April 30, 2017

Grandpa Sees the Subcontinent

Living so long away from Canada has afforded many unique experiences but carries the opportunity cost of not living close to my relatives and friends back home. Luckily, part of that downside has been allayed by my dad’s boundless curiosity that inevitably brings him over for visits. Even though he came to Japan for a week last year (our kickoff of the Shikoku Temple Pilgrimage), “Canada Grandpa” decided to undertake nine days of sightseeing in India’s northern region along with five days with the grandkids, daughter-in-law, and yours truly, in Gurgaon. 

“Go hard or go home”
During his group tour, Dad experienced far more of India than we have managed to do in the eight months we’ve lived here so far. Nine days visiting sights in Old and New Delhi; Agra and the Taj Mahal; Ranthambore National Park (tiger viewing!); Jaipur Pink City; Varanasi and the Ganges. So when he arrived back in Delhi to visit us, I was all ears, picking up pointers and advice, and was just plain glad to see him. 
To start, Dad accompanied Naomi to some of her charitable activities and he sampled some local food that put a dent in our “going out together” time because it dented his colon with Delhi belly. These things happen. I did get a day with him only for me—we went out to some sights he hadn’t seen in Delhi the first time around, bought some gifts for the folks back home, and even had an air hockey match at an arcade. The Rising Granddaughters maximized the time spent at home improving their listening skills and playing board games. 
To my surprise, Dad’s no prisoners competitive spirit extends even to the girls, as Elena found out to her chagrin. You have to earn a win in this family.
Despite the unlucky food choice literally putting a cramp in his style, it was a wonderful visit just as the weather was truly warming up. The girls have been studying hard and the effort showed as Lady E., M., and Grandpa were talking and yukking it up throughout the visit. We capped the trip with a visit to the Worlds of Wonder amusement park before he took the flight home. 
Thanks for the gifts, Pop. It was nice you saw the Subcontinent, but for us, the treat was just having you visit.

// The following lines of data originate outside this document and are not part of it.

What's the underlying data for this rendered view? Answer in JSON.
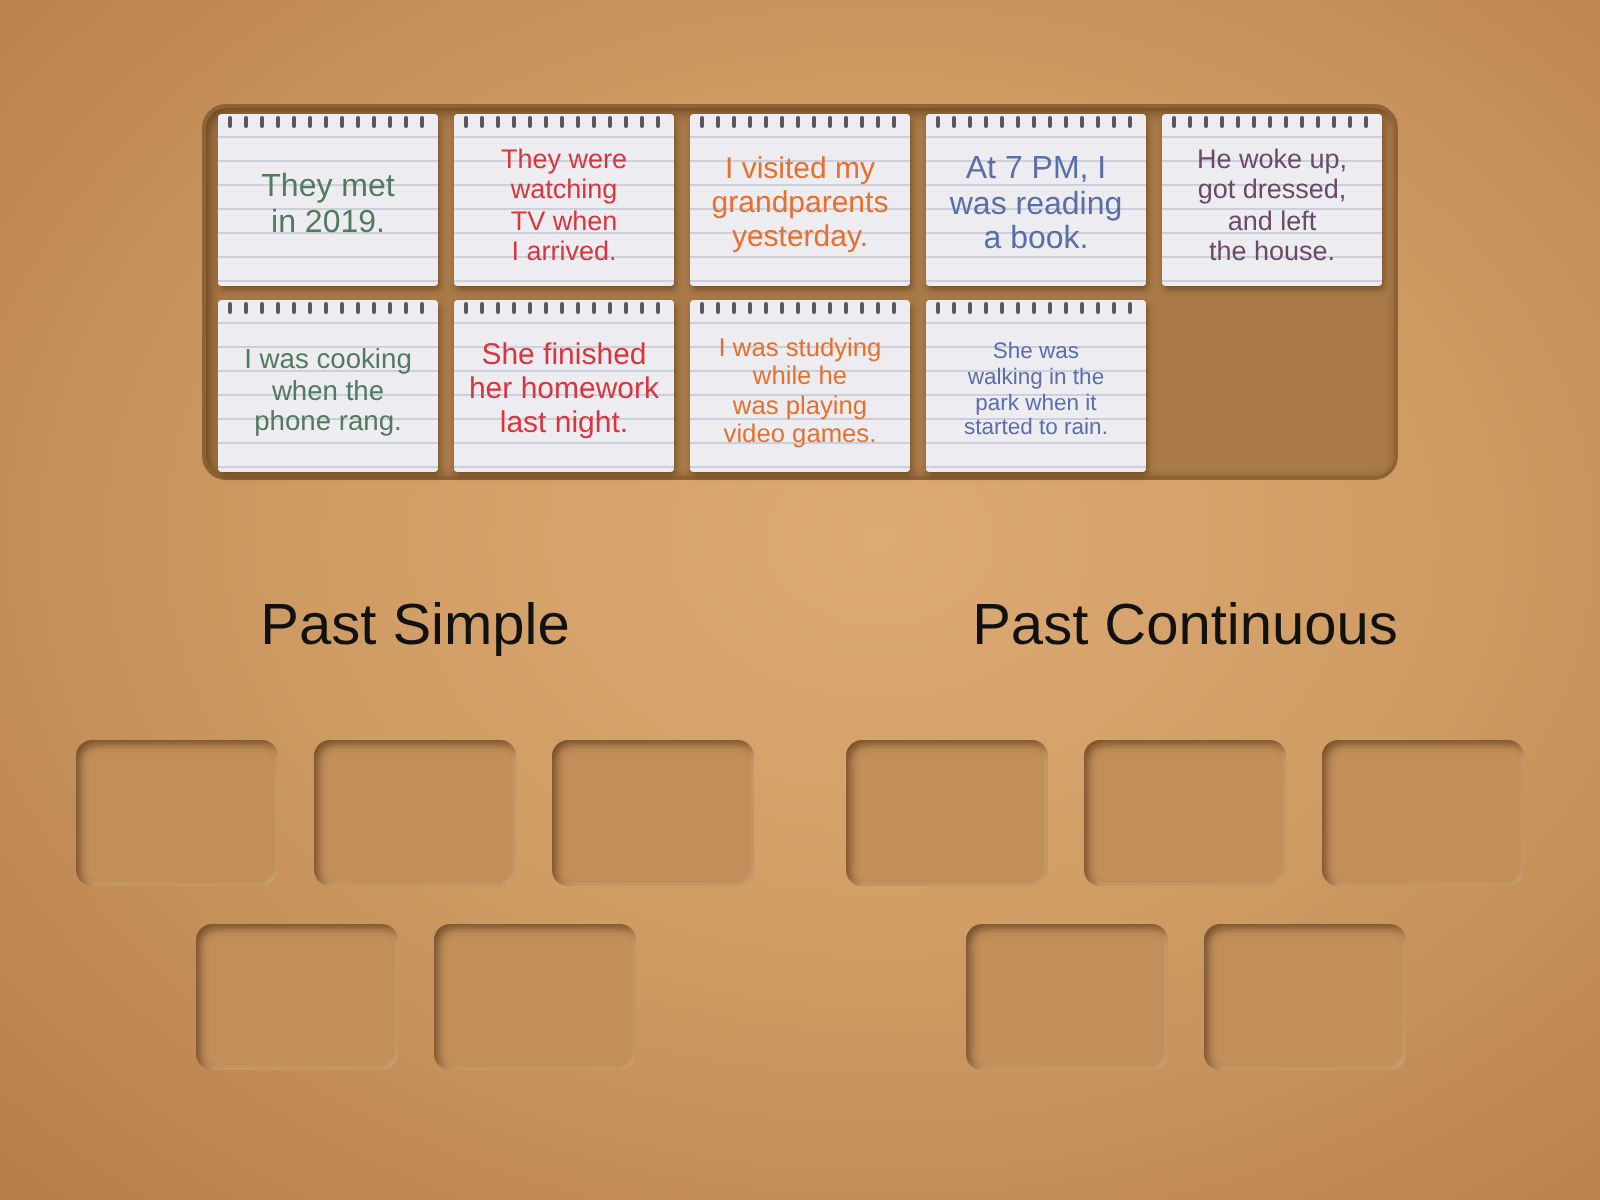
{
  "cards": [
    {
      "text": "They met\nin 2019.",
      "color": "#527a5e"
    },
    {
      "text": "They were\nwatching\nTV when\nI arrived.",
      "color": "#d8363f"
    },
    {
      "text": "I visited my\ngrandparents\nyesterday.",
      "color": "#e6702c"
    },
    {
      "text": "At 7 PM, I\nwas reading\na book.",
      "color": "#5a6ea8"
    },
    {
      "text": "He woke up,\ngot dressed,\nand left\nthe house.",
      "color": "#6b4a68"
    },
    {
      "text": "I was cooking\nwhen the\nphone rang.",
      "color": "#527a5e"
    },
    {
      "text": "She finished\nher homework\nlast night.",
      "color": "#d8363f"
    },
    {
      "text": "I was studying\nwhile he\nwas playing\nvideo games.",
      "color": "#e6702c"
    },
    {
      "text": "She was\nwalking in the\npark when it\nstarted to rain.",
      "color": "#5a6ea8"
    }
  ],
  "groups": [
    {
      "title": "Past Simple"
    },
    {
      "title": "Past Continuous"
    }
  ]
}
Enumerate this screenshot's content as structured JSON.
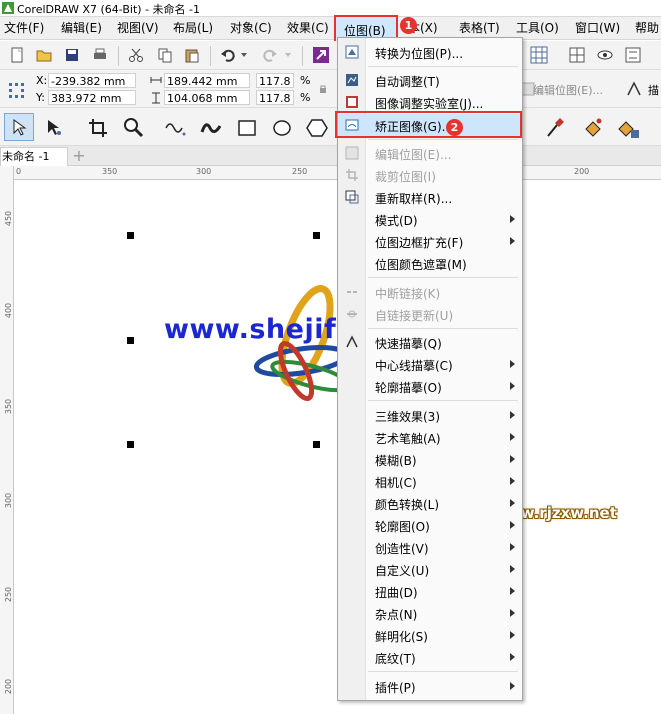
{
  "app": {
    "title": "CorelDRAW X7 (64-Bit) - 未命名 -1"
  },
  "menubar": {
    "items": [
      "文件(F)",
      "编辑(E)",
      "视图(V)",
      "布局(L)",
      "对象(C)",
      "效果(C)",
      "位图(B)",
      "本(X)",
      "表格(T)",
      "工具(O)",
      "窗口(W)",
      "帮助"
    ],
    "active": "位图(B)"
  },
  "badges": {
    "first": "1",
    "second": "2"
  },
  "propertybar": {
    "x_label": "X:",
    "x_value": "-239.382 mm",
    "y_label": "Y:",
    "y_value": "383.972 mm",
    "width": "189.442 mm",
    "height": "104.068 mm",
    "scale_x": "117.8",
    "scale_y": "117.8",
    "percent_x": "%",
    "percent_y": "%",
    "edit_bitmap": "编辑位图(E)...",
    "trace": "描"
  },
  "tabs": {
    "document": "未命名 -1",
    "add": "+"
  },
  "rulers": {
    "h_ticks": [
      "0",
      "350",
      "300",
      "250",
      "200"
    ],
    "v_ticks": [
      "450",
      "400",
      "350",
      "300",
      "250",
      "200"
    ]
  },
  "canvas": {
    "watermark1": "www.shejifuzhu.com",
    "watermark2": "www.rjzxw.net"
  },
  "dropdown": {
    "items": [
      {
        "label": "转换为位图(P)...",
        "icon": "convert-bitmap-icon",
        "submenu": false,
        "enabled": true
      },
      {
        "label": "自动调整(T)",
        "icon": "auto-adjust-icon",
        "submenu": false,
        "enabled": true
      },
      {
        "label": "图像调整实验室(J)...",
        "icon": "image-lab-icon",
        "submenu": false,
        "enabled": true
      },
      {
        "label": "矫正图像(G)...",
        "icon": "straighten-image-icon",
        "submenu": false,
        "enabled": true
      },
      {
        "label": "编辑位图(E)...",
        "icon": "edit-bitmap-icon",
        "submenu": false,
        "enabled": false
      },
      {
        "label": "裁剪位图(I)",
        "icon": "crop-bitmap-icon",
        "submenu": false,
        "enabled": false
      },
      {
        "label": "重新取样(R)...",
        "icon": "resample-icon",
        "submenu": false,
        "enabled": true
      },
      {
        "label": "模式(D)",
        "submenu": true,
        "enabled": true
      },
      {
        "label": "位图边框扩充(F)",
        "submenu": true,
        "enabled": true
      },
      {
        "label": "位图颜色遮罩(M)",
        "submenu": false,
        "enabled": true
      },
      {
        "label": "中断链接(K)",
        "icon": "break-link-icon",
        "submenu": false,
        "enabled": false
      },
      {
        "label": "自链接更新(U)",
        "icon": "update-link-icon",
        "submenu": false,
        "enabled": false
      },
      {
        "label": "快速描摹(Q)",
        "icon": "quick-trace-icon",
        "submenu": false,
        "enabled": true
      },
      {
        "label": "中心线描摹(C)",
        "submenu": true,
        "enabled": true
      },
      {
        "label": "轮廓描摹(O)",
        "submenu": true,
        "enabled": true
      },
      {
        "label": "三维效果(3)",
        "submenu": true,
        "enabled": true
      },
      {
        "label": "艺术笔触(A)",
        "submenu": true,
        "enabled": true
      },
      {
        "label": "模糊(B)",
        "submenu": true,
        "enabled": true
      },
      {
        "label": "相机(C)",
        "submenu": true,
        "enabled": true
      },
      {
        "label": "颜色转换(L)",
        "submenu": true,
        "enabled": true
      },
      {
        "label": "轮廓图(O)",
        "submenu": true,
        "enabled": true
      },
      {
        "label": "创造性(V)",
        "submenu": true,
        "enabled": true
      },
      {
        "label": "自定义(U)",
        "submenu": true,
        "enabled": true
      },
      {
        "label": "扭曲(D)",
        "submenu": true,
        "enabled": true
      },
      {
        "label": "杂点(N)",
        "submenu": true,
        "enabled": true
      },
      {
        "label": "鲜明化(S)",
        "submenu": true,
        "enabled": true
      },
      {
        "label": "底纹(T)",
        "submenu": true,
        "enabled": true
      },
      {
        "label": "插件(P)",
        "submenu": true,
        "enabled": true
      }
    ]
  },
  "colors": {
    "highlight": "#e8322f",
    "menu_hover": "#cde6fb",
    "watermark_blue": "#1a27d2"
  }
}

April 27, 2017

Holey Moley it’s Holi

The Holi festival is a wonderful example of how Indians have mastered the art of having a good time and collectively getting their ya-yas out without rancor. It’s a visually beautiful festival – oft described as the festival of colors and love – and a day to mark the beginning of spring. Goodbye gray sky, hello blue!
My takeaway from the Holi festival was vibrant colors, mayhem and entertainment--a societal stress break at the close of winter mixed with spiritual harmony and goodwill.

Although an ancient Hindu religious festival, I’ve read Holi has gained fans among non-Hindus in other countries and in Asia. There are Holi festivals in Vancouver and Toronto. And justly so. Something tells me the Grateful Dead received more than musical influence from Ravi Shankar, and the Love-ins of the summer of 1967 and later iterations such as Lollapalooza, owe a lot to Indian culture.

Water balloons, dry powder poofs and wet colors everywhere 
March 13: we celebrated with extreme joy among hundreds of other residents in the courtyard of our apartment complex. The word had gotten around the foreign community on when and where to start the festivities and parents had done meticulous preparation of water balloons and dry colored powders. We all wore old clothes. At the appointed hour mid-day, we met friends and their kids and it felt like we were the only ones there. This was yet another lesson on how time is perceived differently in this country. Soon enough the venue setup was completed by the organizers, music started blasting, more foreigners and local people arrived, and everyone started smearing each other with bright colors.
Then out came the hardware: water pistols and high-pressure squirt guns filled with colored water, and water balloons. Soon most folks were drenched and multi-colored. The Rising Daughters had a blast, as did Naomi and I.
The pervasive air of gaiety extended to interacting with strangers you would normally never speak with. That means nods of recognition, a few quips and random dousings, all socially sanctioned. Nobody got offended if they splashed you or you colored them.
Smiles abounded all afternoon. And that’s a good thing. The music kept the party going, there was an adult’s area for dancing and some alcohol intake within reason and the party shifted from family fun to a touch of buffoonery by the young men. Fire hoses were unrolled and geysers of water soon graced the skies. Yet the entire course of events was flavored with general merriment and zero violence.
The afternoon wore down but everyone in my neighborhood strode around with color in their hair or remnants smeared on their face.

I am a fan of being Holi.